----- Record excerpts -----
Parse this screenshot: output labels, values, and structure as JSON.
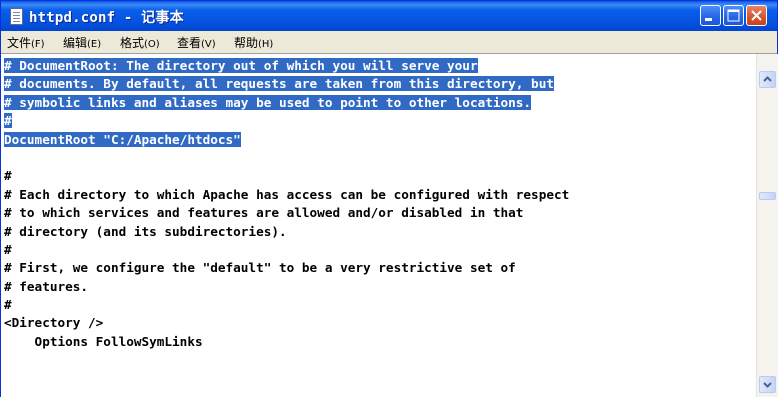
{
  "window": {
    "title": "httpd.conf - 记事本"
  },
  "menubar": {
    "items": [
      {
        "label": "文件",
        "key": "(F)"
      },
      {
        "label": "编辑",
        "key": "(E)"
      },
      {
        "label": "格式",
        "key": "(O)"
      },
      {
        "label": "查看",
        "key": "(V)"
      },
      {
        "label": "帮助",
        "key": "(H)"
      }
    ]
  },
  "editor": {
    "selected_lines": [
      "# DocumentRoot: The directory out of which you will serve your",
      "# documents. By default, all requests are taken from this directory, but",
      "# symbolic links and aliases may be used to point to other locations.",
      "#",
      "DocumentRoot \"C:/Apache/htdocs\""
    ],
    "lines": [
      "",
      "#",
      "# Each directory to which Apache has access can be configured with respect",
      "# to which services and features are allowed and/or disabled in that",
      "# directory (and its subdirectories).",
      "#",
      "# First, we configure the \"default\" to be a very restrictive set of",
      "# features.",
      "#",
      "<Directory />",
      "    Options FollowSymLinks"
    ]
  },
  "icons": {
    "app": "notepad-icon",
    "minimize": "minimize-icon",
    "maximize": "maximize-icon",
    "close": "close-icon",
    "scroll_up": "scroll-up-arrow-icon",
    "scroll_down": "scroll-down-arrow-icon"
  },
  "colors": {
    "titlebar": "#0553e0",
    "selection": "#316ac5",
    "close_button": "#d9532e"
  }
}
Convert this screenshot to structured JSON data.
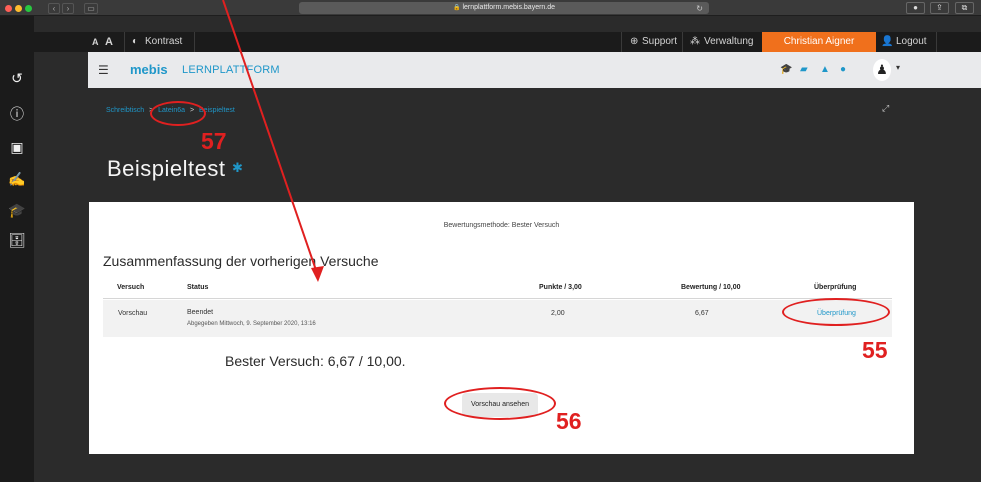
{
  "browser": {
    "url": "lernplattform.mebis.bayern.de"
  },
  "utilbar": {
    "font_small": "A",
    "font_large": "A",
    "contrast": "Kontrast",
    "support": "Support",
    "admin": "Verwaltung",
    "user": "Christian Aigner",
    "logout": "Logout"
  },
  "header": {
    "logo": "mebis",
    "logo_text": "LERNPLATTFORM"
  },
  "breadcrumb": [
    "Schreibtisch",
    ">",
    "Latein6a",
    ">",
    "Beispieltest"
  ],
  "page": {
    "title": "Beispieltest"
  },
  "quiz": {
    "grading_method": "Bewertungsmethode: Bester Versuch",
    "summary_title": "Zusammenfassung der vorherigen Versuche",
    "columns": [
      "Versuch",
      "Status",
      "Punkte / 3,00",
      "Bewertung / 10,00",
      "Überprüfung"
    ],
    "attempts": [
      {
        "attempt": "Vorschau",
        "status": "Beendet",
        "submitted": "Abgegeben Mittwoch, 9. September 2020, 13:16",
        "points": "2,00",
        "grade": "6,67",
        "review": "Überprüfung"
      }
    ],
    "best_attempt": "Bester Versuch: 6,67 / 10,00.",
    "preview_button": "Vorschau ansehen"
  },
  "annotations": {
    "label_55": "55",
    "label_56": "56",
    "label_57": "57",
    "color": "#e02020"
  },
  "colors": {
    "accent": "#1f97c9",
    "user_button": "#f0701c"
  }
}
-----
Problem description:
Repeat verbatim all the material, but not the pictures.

Solution to this task:
Parse this screenshot: output labels, values, and structure as JSON.
{
  "window": {
    "title": "httpd.conf - 记事本"
  },
  "menubar": {
    "items": [
      {
        "label": "文件",
        "key": "(F)"
      },
      {
        "label": "编辑",
        "key": "(E)"
      },
      {
        "label": "格式",
        "key": "(O)"
      },
      {
        "label": "查看",
        "key": "(V)"
      },
      {
        "label": "帮助",
        "key": "(H)"
      }
    ]
  },
  "editor": {
    "selected_lines": [
      "# DocumentRoot: The directory out of which you will serve your",
      "# documents. By default, all requests are taken from this directory, but",
      "# symbolic links and aliases may be used to point to other locations.",
      "#",
      "DocumentRoot \"C:/Apache/htdocs\""
    ],
    "lines": [
      "",
      "#",
      "# Each directory to which Apache has access can be configured with respect",
      "# to which services and features are allowed and/or disabled in that",
      "# directory (and its subdirectories).",
      "#",
      "# First, we configure the \"default\" to be a very restrictive set of",
      "# features.",
      "#",
      "<Directory />",
      "    Options FollowSymLinks"
    ]
  },
  "icons": {
    "app": "notepad-icon",
    "minimize": "minimize-icon",
    "maximize": "maximize-icon",
    "close": "close-icon",
    "scroll_up": "scroll-up-arrow-icon",
    "scroll_down": "scroll-down-arrow-icon"
  },
  "colors": {
    "titlebar": "#0553e0",
    "selection": "#316ac5",
    "close_button": "#d9532e"
  }
}
Convert this screenshot to structured JSON data.
{
  "browser": {
    "url": "lernplattform.mebis.bayern.de"
  },
  "utilbar": {
    "font_small": "A",
    "font_large": "A",
    "contrast": "Kontrast",
    "support": "Support",
    "admin": "Verwaltung",
    "user": "Christian Aigner",
    "logout": "Logout"
  },
  "header": {
    "logo": "mebis",
    "logo_text": "LERNPLATTFORM"
  },
  "breadcrumb": [
    "Schreibtisch",
    ">",
    "Latein6a",
    ">",
    "Beispieltest"
  ],
  "page": {
    "title": "Beispieltest"
  },
  "quiz": {
    "grading_method": "Bewertungsmethode: Bester Versuch",
    "summary_title": "Zusammenfassung der vorherigen Versuche",
    "columns": [
      "Versuch",
      "Status",
      "Punkte / 3,00",
      "Bewertung / 10,00",
      "Überprüfung"
    ],
    "attempts": [
      {
        "attempt": "Vorschau",
        "status": "Beendet",
        "submitted": "Abgegeben Mittwoch, 9. September 2020, 13:16",
        "points": "2,00",
        "grade": "6,67",
        "review": "Überprüfung"
      }
    ],
    "best_attempt": "Bester Versuch: 6,67 / 10,00.",
    "preview_button": "Vorschau ansehen"
  },
  "annotations": {
    "label_55": "55",
    "label_56": "56",
    "label_57": "57",
    "color": "#e02020"
  },
  "colors": {
    "accent": "#1f97c9",
    "user_button": "#f0701c"
  }
}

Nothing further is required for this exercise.